╭─ DATA SHOWN
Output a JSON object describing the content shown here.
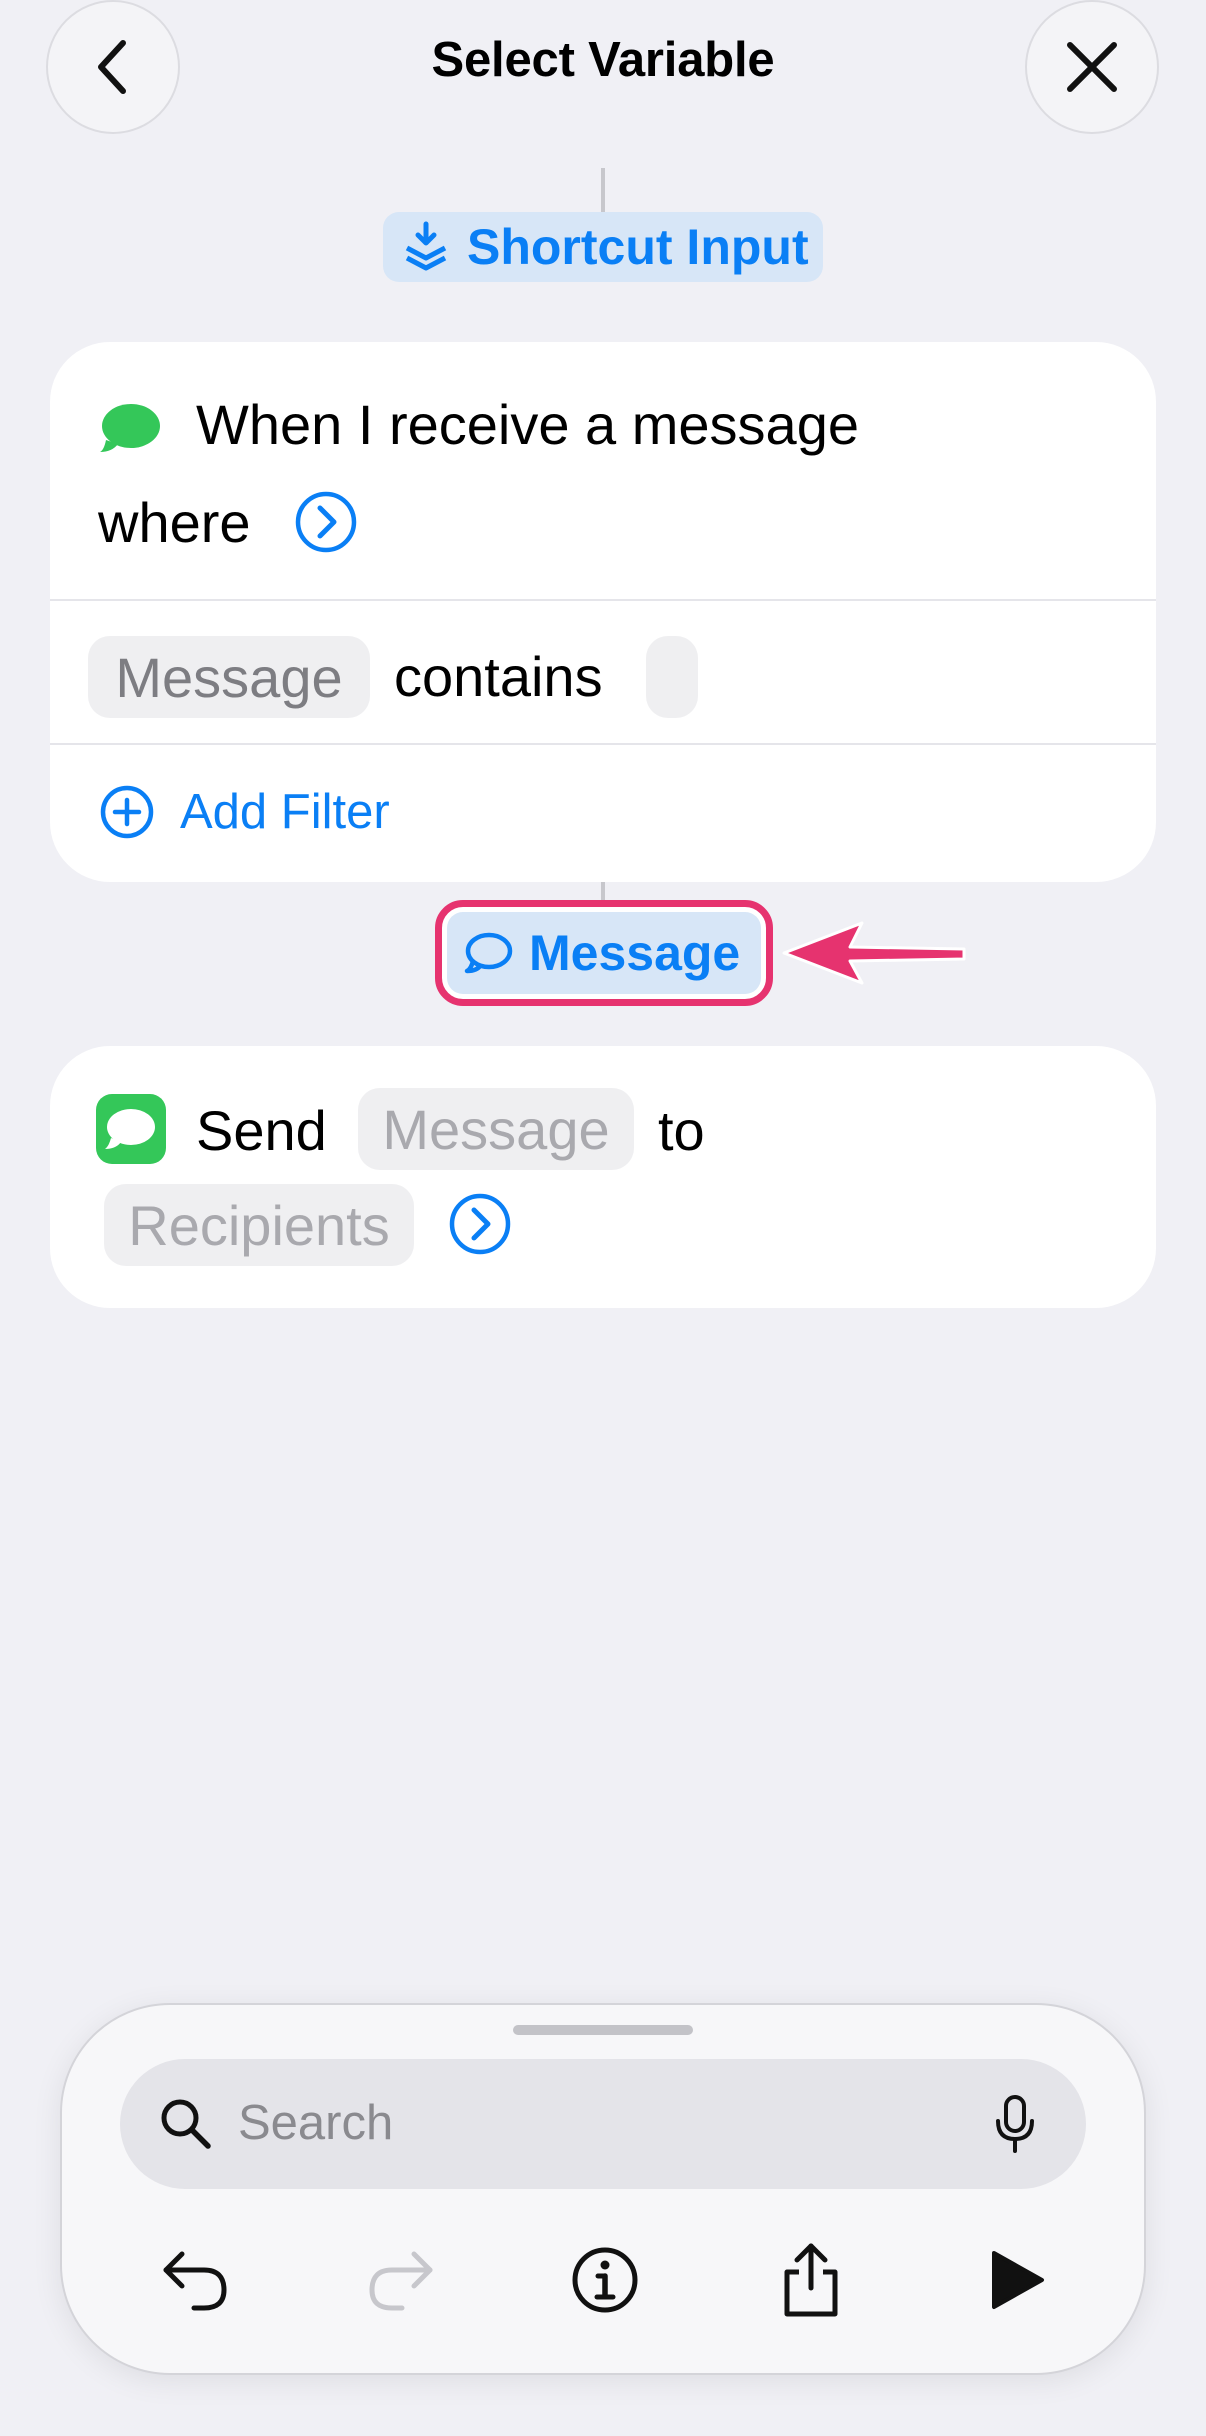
{
  "nav": {
    "title": "Select Variable",
    "back_icon": "chevron-left-icon",
    "close_icon": "xmark-icon"
  },
  "shortcut_input": {
    "label": "Shortcut Input",
    "icon": "layers-icon"
  },
  "trigger_card": {
    "title_line1": "When I receive a message",
    "title_line2": "where",
    "expand_icon": "chevron-right-circle-icon",
    "filter": {
      "field": "Message",
      "operator": "contains",
      "value": ""
    },
    "add_filter_label": "Add Filter"
  },
  "message_variable": {
    "label": "Message",
    "icon": "speech-bubble-icon",
    "highlight_color": "#e6336f"
  },
  "send_card": {
    "verb": "Send",
    "message_placeholder": "Message",
    "connector_word": "to",
    "recipients_placeholder": "Recipients",
    "expand_icon": "chevron-right-circle-icon"
  },
  "toolbar": {
    "search_placeholder": "Search",
    "icons": [
      "undo-icon",
      "redo-icon",
      "info-icon",
      "share-icon",
      "play-icon"
    ]
  },
  "colors": {
    "accent": "#0a7ff5",
    "messages_green": "#34c759",
    "highlight": "#e6336f",
    "background": "#f0f0f5"
  }
}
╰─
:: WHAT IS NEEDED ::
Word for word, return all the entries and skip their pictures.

:: EXERCISE ANSWER ::
Output a JSON object describing the content shown here.
{
  "nav": {
    "title": "Select Variable",
    "back_icon": "chevron-left-icon",
    "close_icon": "xmark-icon"
  },
  "shortcut_input": {
    "label": "Shortcut Input",
    "icon": "layers-icon"
  },
  "trigger_card": {
    "title_line1": "When I receive a message",
    "title_line2": "where",
    "expand_icon": "chevron-right-circle-icon",
    "filter": {
      "field": "Message",
      "operator": "contains",
      "value": ""
    },
    "add_filter_label": "Add Filter"
  },
  "message_variable": {
    "label": "Message",
    "icon": "speech-bubble-icon",
    "highlight_color": "#e6336f"
  },
  "send_card": {
    "verb": "Send",
    "message_placeholder": "Message",
    "connector_word": "to",
    "recipients_placeholder": "Recipients",
    "expand_icon": "chevron-right-circle-icon"
  },
  "toolbar": {
    "search_placeholder": "Search",
    "icons": [
      "undo-icon",
      "redo-icon",
      "info-icon",
      "share-icon",
      "play-icon"
    ]
  },
  "colors": {
    "accent": "#0a7ff5",
    "messages_green": "#34c759",
    "highlight": "#e6336f",
    "background": "#f0f0f5"
  }
}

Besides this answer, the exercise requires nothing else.